As for Hlavaty’s reward, Gunderloy noted that:

“Our lucky winner will now find it impossible to get off the mailing list until this rag folds. In addition, he receives a computerized Dobbshead personally autographed by Dr. Armand Gideon, and the cap from a bottle of Moosehead beer. Lucky him.”

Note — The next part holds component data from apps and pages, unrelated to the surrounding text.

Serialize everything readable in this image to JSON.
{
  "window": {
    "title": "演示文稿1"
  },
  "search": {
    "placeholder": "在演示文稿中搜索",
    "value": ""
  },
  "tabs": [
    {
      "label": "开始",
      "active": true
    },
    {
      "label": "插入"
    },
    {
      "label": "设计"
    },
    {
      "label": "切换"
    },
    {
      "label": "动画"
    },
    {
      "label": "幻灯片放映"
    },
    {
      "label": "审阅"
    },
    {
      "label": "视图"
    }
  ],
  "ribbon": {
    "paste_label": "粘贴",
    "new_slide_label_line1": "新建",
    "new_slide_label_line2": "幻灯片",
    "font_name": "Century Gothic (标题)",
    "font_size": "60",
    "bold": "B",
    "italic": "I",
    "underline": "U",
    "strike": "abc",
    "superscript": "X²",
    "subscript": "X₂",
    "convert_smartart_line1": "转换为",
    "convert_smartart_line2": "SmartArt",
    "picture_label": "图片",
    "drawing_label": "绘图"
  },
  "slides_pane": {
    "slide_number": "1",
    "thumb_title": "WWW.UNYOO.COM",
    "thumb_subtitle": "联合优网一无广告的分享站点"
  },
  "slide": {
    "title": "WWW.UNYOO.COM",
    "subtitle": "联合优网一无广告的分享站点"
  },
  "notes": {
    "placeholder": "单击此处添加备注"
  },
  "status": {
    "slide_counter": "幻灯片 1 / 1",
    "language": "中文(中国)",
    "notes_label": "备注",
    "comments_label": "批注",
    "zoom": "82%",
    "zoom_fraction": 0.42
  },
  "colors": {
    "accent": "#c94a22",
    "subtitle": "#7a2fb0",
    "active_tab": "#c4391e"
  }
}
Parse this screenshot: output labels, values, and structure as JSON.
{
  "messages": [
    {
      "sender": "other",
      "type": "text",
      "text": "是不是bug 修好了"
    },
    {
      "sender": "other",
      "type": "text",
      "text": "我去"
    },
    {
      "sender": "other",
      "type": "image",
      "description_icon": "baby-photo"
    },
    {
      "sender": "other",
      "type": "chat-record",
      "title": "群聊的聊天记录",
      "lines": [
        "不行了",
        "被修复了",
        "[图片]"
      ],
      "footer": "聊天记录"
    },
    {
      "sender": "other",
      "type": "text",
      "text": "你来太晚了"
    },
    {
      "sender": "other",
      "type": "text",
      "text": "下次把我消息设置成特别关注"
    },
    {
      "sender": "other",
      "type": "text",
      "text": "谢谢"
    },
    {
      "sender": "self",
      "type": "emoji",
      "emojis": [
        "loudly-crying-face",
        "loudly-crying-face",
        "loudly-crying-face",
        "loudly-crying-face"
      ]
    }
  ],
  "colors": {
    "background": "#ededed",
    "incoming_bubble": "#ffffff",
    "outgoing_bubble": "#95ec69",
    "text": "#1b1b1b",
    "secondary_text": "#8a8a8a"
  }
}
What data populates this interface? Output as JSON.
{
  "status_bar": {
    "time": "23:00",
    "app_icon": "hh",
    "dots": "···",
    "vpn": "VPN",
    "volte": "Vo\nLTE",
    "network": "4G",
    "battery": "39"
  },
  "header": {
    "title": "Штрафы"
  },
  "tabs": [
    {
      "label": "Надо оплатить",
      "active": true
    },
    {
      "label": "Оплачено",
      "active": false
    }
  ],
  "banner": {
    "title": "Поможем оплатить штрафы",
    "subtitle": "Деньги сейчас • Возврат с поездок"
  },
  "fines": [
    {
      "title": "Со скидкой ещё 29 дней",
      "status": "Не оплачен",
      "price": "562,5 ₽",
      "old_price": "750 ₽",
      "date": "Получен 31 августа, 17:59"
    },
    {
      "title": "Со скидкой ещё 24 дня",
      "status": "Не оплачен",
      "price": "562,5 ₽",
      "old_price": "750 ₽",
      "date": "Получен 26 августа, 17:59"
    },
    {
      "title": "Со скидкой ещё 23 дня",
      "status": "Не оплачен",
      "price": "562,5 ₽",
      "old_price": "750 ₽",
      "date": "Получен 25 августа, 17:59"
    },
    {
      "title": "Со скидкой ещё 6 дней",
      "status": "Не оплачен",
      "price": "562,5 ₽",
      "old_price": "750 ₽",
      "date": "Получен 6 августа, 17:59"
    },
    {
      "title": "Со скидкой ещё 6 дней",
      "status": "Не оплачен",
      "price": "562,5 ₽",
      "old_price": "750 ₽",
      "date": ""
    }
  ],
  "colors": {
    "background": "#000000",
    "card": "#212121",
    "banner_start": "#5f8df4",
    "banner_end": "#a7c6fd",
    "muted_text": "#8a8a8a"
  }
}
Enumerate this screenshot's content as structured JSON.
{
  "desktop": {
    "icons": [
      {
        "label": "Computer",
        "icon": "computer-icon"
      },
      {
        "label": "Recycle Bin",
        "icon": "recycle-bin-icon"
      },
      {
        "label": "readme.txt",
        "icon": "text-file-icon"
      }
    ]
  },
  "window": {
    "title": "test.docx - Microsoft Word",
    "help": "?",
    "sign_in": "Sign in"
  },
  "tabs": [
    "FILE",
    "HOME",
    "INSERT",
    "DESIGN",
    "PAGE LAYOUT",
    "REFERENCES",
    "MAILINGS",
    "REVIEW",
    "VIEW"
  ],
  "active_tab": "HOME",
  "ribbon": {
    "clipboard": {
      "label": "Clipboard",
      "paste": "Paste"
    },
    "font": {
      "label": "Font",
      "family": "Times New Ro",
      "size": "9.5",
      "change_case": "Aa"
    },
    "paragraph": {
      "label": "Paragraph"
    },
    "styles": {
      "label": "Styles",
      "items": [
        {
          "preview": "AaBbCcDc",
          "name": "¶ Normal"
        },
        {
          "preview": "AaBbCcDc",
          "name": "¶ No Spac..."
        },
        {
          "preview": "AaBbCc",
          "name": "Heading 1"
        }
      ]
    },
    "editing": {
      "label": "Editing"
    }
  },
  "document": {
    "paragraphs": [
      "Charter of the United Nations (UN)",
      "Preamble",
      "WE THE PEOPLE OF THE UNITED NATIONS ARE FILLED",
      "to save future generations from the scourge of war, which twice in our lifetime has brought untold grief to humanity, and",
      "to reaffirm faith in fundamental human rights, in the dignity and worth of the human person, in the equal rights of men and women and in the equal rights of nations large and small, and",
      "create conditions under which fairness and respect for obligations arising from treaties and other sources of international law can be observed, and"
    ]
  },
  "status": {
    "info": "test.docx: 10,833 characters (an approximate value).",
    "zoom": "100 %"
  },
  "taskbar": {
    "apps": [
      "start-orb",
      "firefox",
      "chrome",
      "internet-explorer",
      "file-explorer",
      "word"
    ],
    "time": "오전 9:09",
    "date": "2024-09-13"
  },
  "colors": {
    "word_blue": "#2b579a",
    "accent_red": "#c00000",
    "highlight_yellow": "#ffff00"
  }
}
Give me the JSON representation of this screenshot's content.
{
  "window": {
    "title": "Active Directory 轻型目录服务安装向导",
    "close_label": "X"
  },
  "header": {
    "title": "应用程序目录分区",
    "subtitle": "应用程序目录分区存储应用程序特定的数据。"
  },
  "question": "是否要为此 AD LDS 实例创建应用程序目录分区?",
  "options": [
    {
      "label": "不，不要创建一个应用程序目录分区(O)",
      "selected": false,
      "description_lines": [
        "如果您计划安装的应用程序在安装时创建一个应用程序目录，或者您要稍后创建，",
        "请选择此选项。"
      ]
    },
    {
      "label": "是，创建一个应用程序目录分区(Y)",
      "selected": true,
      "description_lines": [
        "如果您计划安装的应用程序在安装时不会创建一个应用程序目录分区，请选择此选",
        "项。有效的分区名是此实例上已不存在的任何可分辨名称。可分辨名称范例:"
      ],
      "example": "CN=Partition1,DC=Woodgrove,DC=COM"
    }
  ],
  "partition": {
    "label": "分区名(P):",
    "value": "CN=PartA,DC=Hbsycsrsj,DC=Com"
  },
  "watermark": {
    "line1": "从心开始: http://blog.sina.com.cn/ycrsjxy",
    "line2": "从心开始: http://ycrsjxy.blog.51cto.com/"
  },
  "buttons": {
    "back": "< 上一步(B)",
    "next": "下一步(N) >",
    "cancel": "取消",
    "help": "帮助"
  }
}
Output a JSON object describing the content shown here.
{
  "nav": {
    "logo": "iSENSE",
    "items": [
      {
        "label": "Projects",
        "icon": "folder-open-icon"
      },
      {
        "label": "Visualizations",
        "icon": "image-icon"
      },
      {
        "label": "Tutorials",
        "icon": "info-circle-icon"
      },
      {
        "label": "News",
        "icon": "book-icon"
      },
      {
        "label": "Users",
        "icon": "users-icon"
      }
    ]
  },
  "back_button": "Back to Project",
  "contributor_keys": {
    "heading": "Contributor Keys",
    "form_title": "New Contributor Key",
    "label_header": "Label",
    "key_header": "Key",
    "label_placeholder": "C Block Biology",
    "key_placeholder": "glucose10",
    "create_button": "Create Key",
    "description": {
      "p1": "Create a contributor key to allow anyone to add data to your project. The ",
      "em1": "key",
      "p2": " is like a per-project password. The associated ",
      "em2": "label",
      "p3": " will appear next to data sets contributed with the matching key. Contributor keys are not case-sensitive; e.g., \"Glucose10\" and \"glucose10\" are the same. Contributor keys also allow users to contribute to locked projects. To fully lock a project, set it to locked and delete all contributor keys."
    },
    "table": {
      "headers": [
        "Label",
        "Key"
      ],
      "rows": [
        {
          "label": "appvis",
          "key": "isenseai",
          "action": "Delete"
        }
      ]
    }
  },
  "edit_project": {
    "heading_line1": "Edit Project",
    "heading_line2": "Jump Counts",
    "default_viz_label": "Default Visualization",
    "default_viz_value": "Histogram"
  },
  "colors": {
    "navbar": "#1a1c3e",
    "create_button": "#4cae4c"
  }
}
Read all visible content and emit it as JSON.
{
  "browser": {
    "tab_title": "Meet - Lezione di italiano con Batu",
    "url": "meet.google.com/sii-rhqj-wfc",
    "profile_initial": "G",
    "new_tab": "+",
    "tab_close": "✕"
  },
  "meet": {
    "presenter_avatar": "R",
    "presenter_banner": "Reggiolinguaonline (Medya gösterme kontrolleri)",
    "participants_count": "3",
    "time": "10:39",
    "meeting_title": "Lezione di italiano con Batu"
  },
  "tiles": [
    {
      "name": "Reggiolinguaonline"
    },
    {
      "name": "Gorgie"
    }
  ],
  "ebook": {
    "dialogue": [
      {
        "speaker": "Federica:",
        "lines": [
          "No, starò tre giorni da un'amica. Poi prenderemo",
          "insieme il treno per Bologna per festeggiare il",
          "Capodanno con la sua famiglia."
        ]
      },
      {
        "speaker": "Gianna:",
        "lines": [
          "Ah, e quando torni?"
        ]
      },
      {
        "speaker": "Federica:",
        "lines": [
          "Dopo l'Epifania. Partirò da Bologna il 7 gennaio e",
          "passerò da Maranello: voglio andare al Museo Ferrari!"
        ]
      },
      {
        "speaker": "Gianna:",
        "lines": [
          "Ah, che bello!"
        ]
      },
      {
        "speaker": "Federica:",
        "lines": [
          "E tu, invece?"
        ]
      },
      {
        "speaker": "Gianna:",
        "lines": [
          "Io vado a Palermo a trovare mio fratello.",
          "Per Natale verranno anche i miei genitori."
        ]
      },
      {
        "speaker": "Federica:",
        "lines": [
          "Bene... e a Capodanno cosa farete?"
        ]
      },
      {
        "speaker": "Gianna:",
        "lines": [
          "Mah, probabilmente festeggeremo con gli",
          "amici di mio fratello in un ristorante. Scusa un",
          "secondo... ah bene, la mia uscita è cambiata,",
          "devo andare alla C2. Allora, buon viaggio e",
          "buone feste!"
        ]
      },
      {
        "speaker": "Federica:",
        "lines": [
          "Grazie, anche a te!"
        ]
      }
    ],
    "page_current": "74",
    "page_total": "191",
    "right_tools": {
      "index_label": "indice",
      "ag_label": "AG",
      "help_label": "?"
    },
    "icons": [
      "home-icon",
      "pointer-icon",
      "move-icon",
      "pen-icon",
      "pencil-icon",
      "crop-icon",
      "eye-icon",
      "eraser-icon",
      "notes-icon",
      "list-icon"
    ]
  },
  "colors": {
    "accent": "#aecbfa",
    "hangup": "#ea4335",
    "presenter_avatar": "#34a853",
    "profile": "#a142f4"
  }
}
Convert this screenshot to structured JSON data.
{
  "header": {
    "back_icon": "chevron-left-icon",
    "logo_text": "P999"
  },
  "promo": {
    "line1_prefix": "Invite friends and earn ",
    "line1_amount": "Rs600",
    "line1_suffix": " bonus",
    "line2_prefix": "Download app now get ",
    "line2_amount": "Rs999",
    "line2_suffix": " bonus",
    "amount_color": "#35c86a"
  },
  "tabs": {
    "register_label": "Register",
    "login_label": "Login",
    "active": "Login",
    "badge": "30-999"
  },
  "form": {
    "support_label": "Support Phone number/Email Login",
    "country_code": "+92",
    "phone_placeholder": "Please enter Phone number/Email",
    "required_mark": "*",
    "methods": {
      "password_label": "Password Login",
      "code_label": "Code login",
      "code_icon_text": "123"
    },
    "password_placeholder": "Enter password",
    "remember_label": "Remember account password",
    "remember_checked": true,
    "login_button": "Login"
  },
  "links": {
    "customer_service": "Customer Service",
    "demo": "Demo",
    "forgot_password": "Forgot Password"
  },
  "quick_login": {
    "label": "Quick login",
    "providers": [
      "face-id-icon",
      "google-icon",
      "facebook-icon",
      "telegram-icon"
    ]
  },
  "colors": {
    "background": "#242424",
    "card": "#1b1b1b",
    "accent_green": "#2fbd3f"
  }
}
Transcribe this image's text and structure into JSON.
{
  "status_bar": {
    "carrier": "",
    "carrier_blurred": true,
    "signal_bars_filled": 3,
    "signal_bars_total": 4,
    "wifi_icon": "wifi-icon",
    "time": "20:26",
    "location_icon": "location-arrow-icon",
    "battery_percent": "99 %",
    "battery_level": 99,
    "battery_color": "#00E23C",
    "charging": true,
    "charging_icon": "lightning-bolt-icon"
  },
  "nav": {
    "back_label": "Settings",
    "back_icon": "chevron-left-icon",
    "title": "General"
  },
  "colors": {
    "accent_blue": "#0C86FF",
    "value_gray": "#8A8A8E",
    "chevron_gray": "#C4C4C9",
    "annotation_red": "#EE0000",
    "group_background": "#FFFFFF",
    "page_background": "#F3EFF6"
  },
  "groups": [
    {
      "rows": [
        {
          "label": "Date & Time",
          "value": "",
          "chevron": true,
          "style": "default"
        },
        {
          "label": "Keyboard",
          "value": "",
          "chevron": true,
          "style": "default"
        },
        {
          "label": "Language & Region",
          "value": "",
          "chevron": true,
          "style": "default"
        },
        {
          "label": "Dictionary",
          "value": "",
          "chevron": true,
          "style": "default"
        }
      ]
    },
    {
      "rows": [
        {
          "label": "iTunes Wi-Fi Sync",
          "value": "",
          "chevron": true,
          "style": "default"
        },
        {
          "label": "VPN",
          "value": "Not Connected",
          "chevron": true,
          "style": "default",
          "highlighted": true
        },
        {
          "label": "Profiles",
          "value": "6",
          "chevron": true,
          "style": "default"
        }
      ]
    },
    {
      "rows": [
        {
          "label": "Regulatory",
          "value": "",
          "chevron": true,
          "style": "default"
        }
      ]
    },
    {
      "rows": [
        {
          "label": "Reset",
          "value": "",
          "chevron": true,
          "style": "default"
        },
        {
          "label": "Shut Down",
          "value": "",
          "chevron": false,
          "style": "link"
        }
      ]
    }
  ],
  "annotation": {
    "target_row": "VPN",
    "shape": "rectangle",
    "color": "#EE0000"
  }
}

Mike Gunderloy published the first issue of F5 via a run of 50 copies, printed on a double-sided single sheet of paper dated May 4, 1982. While Wikipedia notes that he made Issue 1 ”on a spirit duplicator in his bedroom in a slanshack in Alhambra, California” the issue itself says he was “now at” Hyde Park, the southernmost neighborhood in Boston where his then-partner was pursuing a PhD at Harvard. Dubbing it “a collection of notes on current publications and what-not,” subject to “æditorial whim,” and ending with the Discordian phrase “HAIL ERIS!” in the flipside’s footer, Gunderloy set out to use F5 as a way to bring together the disparate interests of his readers. The issue featured nine or so reviews ranging from contemporary fringe groups like The Church of SubGenius to anarchist publications to offensive BBSes with area codes in San Francisco and San Louis. Having already published various zines for some time under his Pretzel Press imprint, including zines like Accumulations (a perzine), Egocentricity (the zine of a sci-fi APA listserv), and Dismal Lich (gaming), F5 carried on Gunderloy’s synthesis of radical politics, the occult, and absurdity, all filtered through a sense of humor and, ironically, a refusal to commit. While the look of F5 #1 is similar to those other zines, it would quickly morph into something else entirely.